Olympian Jackie Joyner-Kersee Visits Hartford to Announce Comcast Program
For Juan Adorno, being connected to the internet means communicating with his daughter in North Carolina. For Damon Santiago, it translates to practicing cooking with recipes he found online and maybe going to culinary school.
“I’m old school. I just learned the cell phone,” said Santiago, a four-year resident of Betty Knox Apartments, a senior public housing facility.
Now, as part of an expansion of Comcast’s Internet Essentials program, residents at Betty Knox and visitors to the Urban League of Greater Hartford across the street are “officially connected to the internet” and on the way to bridging the digital divide, David Cohen, Comcast’s senior executive vice president and chief diversity officer, said at an event there Tuesday morning.
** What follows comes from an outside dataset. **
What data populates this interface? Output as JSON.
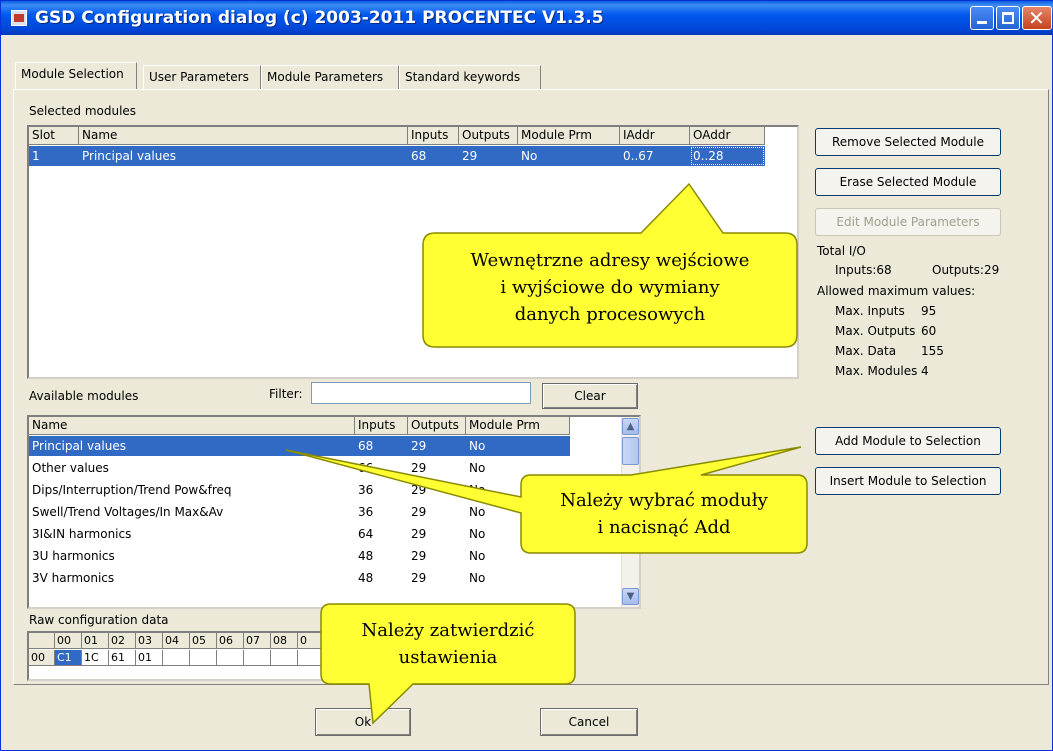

Cohen and others were joined by Olympian Jackie Joyner-Kersee at the Hartford announcement. Joyner-Kersee, the winner of six Olympic medals in track and field, is serving as a national spokesperson for Comcast.
The announcement should “inspire the whole Comcast team and family to continue to pursue the objective of getting every family, every individual in this country connected to the internet regardless of their income level or the zip code where they live,” Cohen added.
Comcast offers the program to families with school-age children eligible for free and reduced cost lunches, residents of public housing developments, and some low-income senior citizens and community college students as an attempt to bring affordable Internet access to their lives. Participants can pay $9.95 per month for basic internet and can purchase a laptop subsidized by Comcast for $149.99, neither price including tax. The announcement on Tuesday morning broadens the eligibility requirements for low-income senior citizens and marks the first time Hartford senior citizens have been able to participate. Previously only seniors in five cities across the country were offered Internet Essentials, but Hartford is part of an expansion of the program to 12 cities.
“You might not be able to go to the casino next week but this is an investment in your ability to interact with me,” state Sen. Doug McCrory, whose district includes the apartments, joked. “Once you get your internet services I don’t want you emailing me all night. I don’t want a hundred emails coming from you if you’re upset…. It’s not hard to learn and once you get on, it’s going to be hard for a lot of you to get off.”
Officials tried to assuage residents’ concerns about internet safety and user-friendliness. “My mom is 85 and she has the internet. It opened her world,” Marilyn Rossetti, the chair of Hartford’s housing authority, said. “Let me tell you, when your mother gets on Facebook your life has changed. Your life will change but don’t be afraid of it.”
Cohen also highlighted the donation of 30 laptops for residents to borrow and the installation of a Wi-Fi hotspot at the apartment building. Additionally, residents can receive training from the Urban League under a grant from Comcast providing 20 classes in digital literacy and safety.
Comcast has been looking for ways to plug the hole created by consumers opting for internet-only access rather than bundles of cable and phone services that was the company’s flagship product. In September, Comcast acknowledged that it is bracing for a loss of 150,000 video subscribers in the third quarter of 2017, causing its stock to dive to its lowest point since August 2011. By focusing its energy on providing Internet access to a greater amount of Americans, Comcast is not only helping low-income households cross the digital divide but also simultaneously creating more internet media consumers.
“We have connected four million low-income Americans, in one million households, to high-speed internet service at home, most of them for the first time in their lives,” Cohen wrote in August, announcing the expansion of the Internet Essentials program to more cities. “We continue to see strength in the program’s momentum, with the first six months of 2017 seeing more new connections than any other six-month period in our history.”